(WORK REQUEST) From the first line to the last, output the records exactly and drop any images.

__________________________________________________

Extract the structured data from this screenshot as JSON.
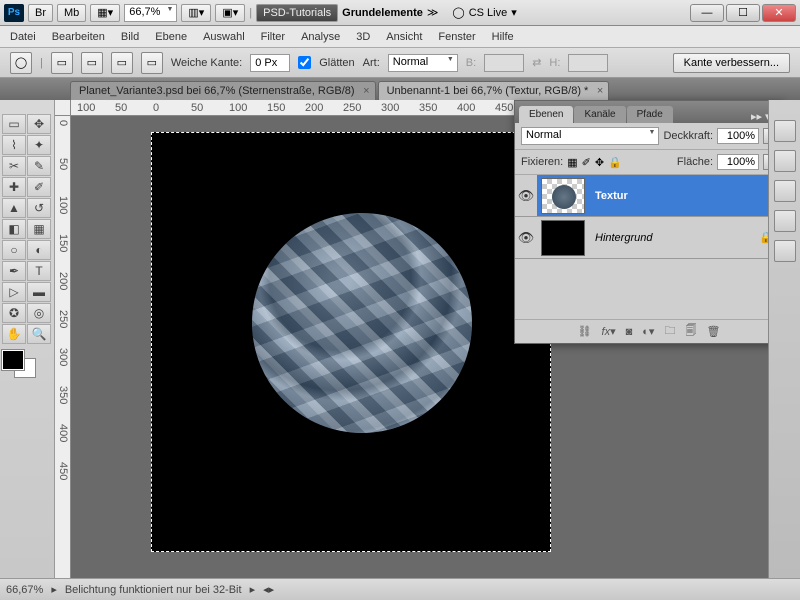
{
  "title": {
    "psd_tutorials": "PSD-Tutorials",
    "grundelemente": "Grundelemente",
    "cs_live": "CS Live"
  },
  "zoom_title": "66,7%",
  "menu": [
    "Datei",
    "Bearbeiten",
    "Bild",
    "Ebene",
    "Auswahl",
    "Filter",
    "Analyse",
    "3D",
    "Ansicht",
    "Fenster",
    "Hilfe"
  ],
  "options": {
    "weiche_kante": "Weiche Kante:",
    "weiche_kante_val": "0 Px",
    "glaetten": "Glätten",
    "art": "Art:",
    "art_val": "Normal",
    "b": "B:",
    "h": "H:",
    "kante": "Kante verbessern..."
  },
  "tabs": [
    "Planet_Variante3.psd bei 66,7% (Sternenstraße, RGB/8)",
    "Unbenannt-1 bei 66,7% (Textur, RGB/8) *"
  ],
  "ruler_h": [
    "100",
    "50",
    "0",
    "50",
    "100",
    "150",
    "200",
    "250",
    "300",
    "350",
    "400",
    "450"
  ],
  "ruler_v": [
    "0",
    "50",
    "100",
    "150",
    "200",
    "250",
    "300",
    "350",
    "400",
    "450"
  ],
  "panel": {
    "tabs": [
      "Ebenen",
      "Kanäle",
      "Pfade"
    ],
    "blend": "Normal",
    "deckkraft": "Deckkraft:",
    "deckkraft_val": "100%",
    "fixieren": "Fixieren:",
    "flaeche": "Fläche:",
    "flaeche_val": "100%",
    "layers": [
      {
        "name": "Textur",
        "selected": true
      },
      {
        "name": "Hintergrund",
        "locked": true
      }
    ]
  },
  "status": {
    "zoom": "66,67%",
    "msg": "Belichtung funktioniert nur bei 32-Bit"
  }
}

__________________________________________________

(ANSWER SECTION)
Extract the structured data from this screenshot as JSON.
{
  "title": {
    "psd_tutorials": "PSD-Tutorials",
    "grundelemente": "Grundelemente",
    "cs_live": "CS Live"
  },
  "zoom_title": "66,7%",
  "menu": [
    "Datei",
    "Bearbeiten",
    "Bild",
    "Ebene",
    "Auswahl",
    "Filter",
    "Analyse",
    "3D",
    "Ansicht",
    "Fenster",
    "Hilfe"
  ],
  "options": {
    "weiche_kante": "Weiche Kante:",
    "weiche_kante_val": "0 Px",
    "glaetten": "Glätten",
    "art": "Art:",
    "art_val": "Normal",
    "b": "B:",
    "h": "H:",
    "kante": "Kante verbessern..."
  },
  "tabs": [
    "Planet_Variante3.psd bei 66,7% (Sternenstraße, RGB/8)",
    "Unbenannt-1 bei 66,7% (Textur, RGB/8) *"
  ],
  "ruler_h": [
    "100",
    "50",
    "0",
    "50",
    "100",
    "150",
    "200",
    "250",
    "300",
    "350",
    "400",
    "450"
  ],
  "ruler_v": [
    "0",
    "50",
    "100",
    "150",
    "200",
    "250",
    "300",
    "350",
    "400",
    "450"
  ],
  "panel": {
    "tabs": [
      "Ebenen",
      "Kanäle",
      "Pfade"
    ],
    "blend": "Normal",
    "deckkraft": "Deckkraft:",
    "deckkraft_val": "100%",
    "fixieren": "Fixieren:",
    "flaeche": "Fläche:",
    "flaeche_val": "100%",
    "layers": [
      {
        "name": "Textur",
        "selected": true
      },
      {
        "name": "Hintergrund",
        "locked": true
      }
    ]
  },
  "status": {
    "zoom": "66,67%",
    "msg": "Belichtung funktioniert nur bei 32-Bit"
  }
}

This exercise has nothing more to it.